What the new WHO leprosy stats tell us

September 22, 2017

The World Health Organisation’s annual statistics on leprosy, which were released this month, provide data about the current state of the disease from 143 countries  – the highest number of countries ever providing data on this important issue.

The data tells us that global leprosy case detection increased slightly in 2016 compared with 2015. In total, 214,783 new leprosy cases were reported from 143 countries in 2016. This is up from 210,758 new cases (from 136 countries) reported in 2015.

There were 176,948 people registered for Multi Drug Therapy at the end of this year.

However if we look at the longer term trend, we see that the number of new case detections is slowly decreasing, but is stubbornly resistant to major change.  It is clear that we need new strategies to help us dramatically influence this trend.

Case detection in “global priority countries” remains a key challenge. The data shows that over 95% of the new cases detected across the globe were from these 22 countries. While India accounts for over 60% of the new cases, the other countries with more than 1000 new cases in 2016 were Bangladesh, Brazil, Democratic Republic of the Congo, Ethiopia, India, Indonesia, Madagascar, Mozambique, Myanmar, Nepal, Nigeria and Philippines.

In these countries, the new data from the WHO also show the challenge of delayed diagnosis and existing impairments. A significant number of people are still being diagnosed with existing visible impairments (what used to be classified as Grade 2 disabilities), showing the need for improvement in early case detection.

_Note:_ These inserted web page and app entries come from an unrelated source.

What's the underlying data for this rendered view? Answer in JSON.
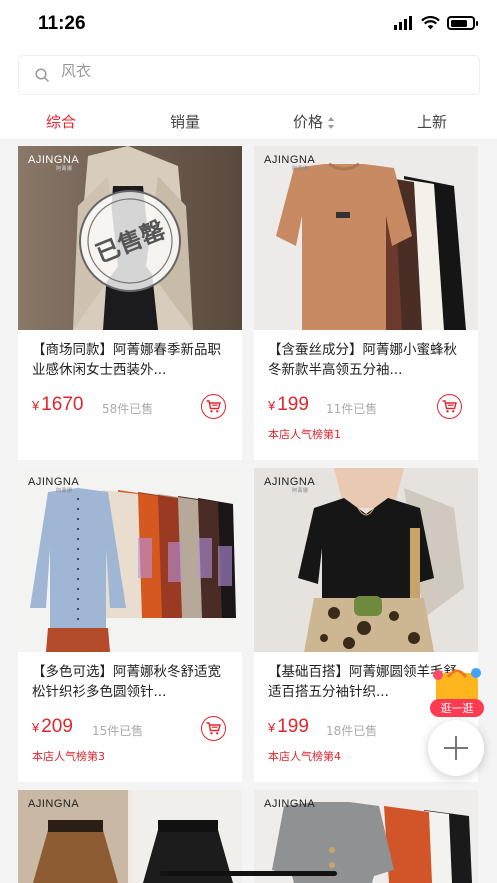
{
  "status": {
    "time": "11:26"
  },
  "search": {
    "placeholder": "风衣"
  },
  "sort": {
    "tabs": [
      {
        "label": "综合",
        "active": true
      },
      {
        "label": "销量",
        "active": false
      },
      {
        "label": "价格",
        "active": false
      },
      {
        "label": "上新",
        "active": false
      }
    ]
  },
  "brand": {
    "name": "AJINGNA",
    "sub": "阿菁娜"
  },
  "currency": "¥",
  "stamp": {
    "text": "已售罄"
  },
  "products": [
    {
      "title": "【商场同款】阿菁娜春季新品职业感休闲女士西装外...",
      "price": "1670",
      "sold": "58件已售",
      "rank": ""
    },
    {
      "title": "【含蚕丝成分】阿菁娜小蜜蜂秋冬新款半高领五分袖...",
      "price": "199",
      "sold": "11件已售",
      "rank": "本店人气榜第1"
    },
    {
      "title": "【多色可选】阿菁娜秋冬舒适宽松针织衫多色圆领针...",
      "price": "209",
      "sold": "15件已售",
      "rank": "本店人气榜第3"
    },
    {
      "title": "【基础百搭】阿菁娜圆领羊毛舒适百搭五分袖针织...",
      "price": "199",
      "sold": "18件已售",
      "rank": "本店人气榜第4"
    }
  ],
  "float": {
    "guang_label": "逛一逛"
  },
  "colors": {
    "accent": "#e0262d"
  }
}
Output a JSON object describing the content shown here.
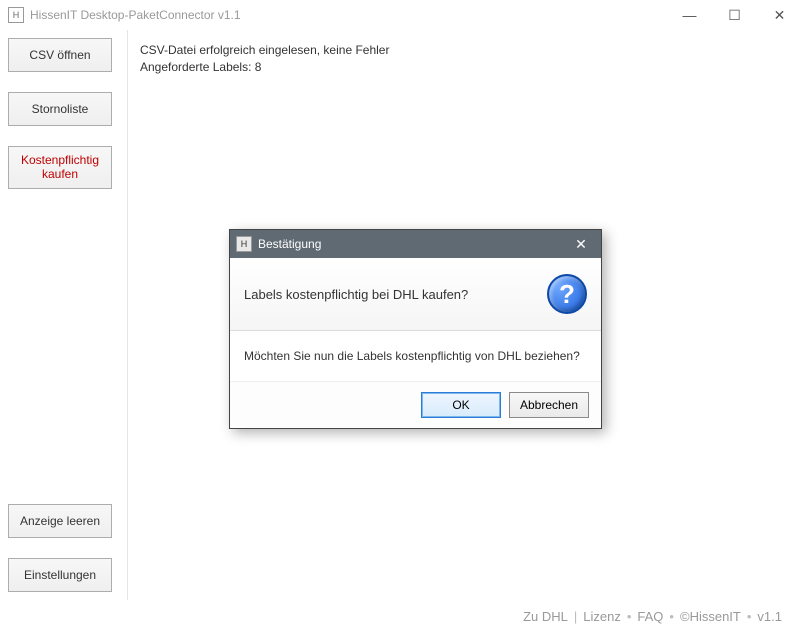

There has also been slow progress on ensuring that women affected by leprosy are accurately diagnosed. Detection rates for leprosy have historically been higher for men than women, and it has been thought that the disease affects men much more than women.  Recent research has challenged the gender imbalance theory, but the WHO global statistics on leprosy released this month still show that women make up less than 40% of new cases.  It may be that because women are often “hidden” in poor communities, with reduced access to formal services, that they’re not being diagnosed at the same rate as men.

The high number of countries reporting leprosy cases emphasises the need for a wide range of health workers to be able to suspect and diagnose leprosy cases.

With the push for universal health coverage, it will be vital for all those in the leprosy community, including groups of people affected, to ensure that population groups at risk of leprosy receive adequate attention, especially for early detection.


Read the full paper with ILEP’s analysis of the WHO WER 2017.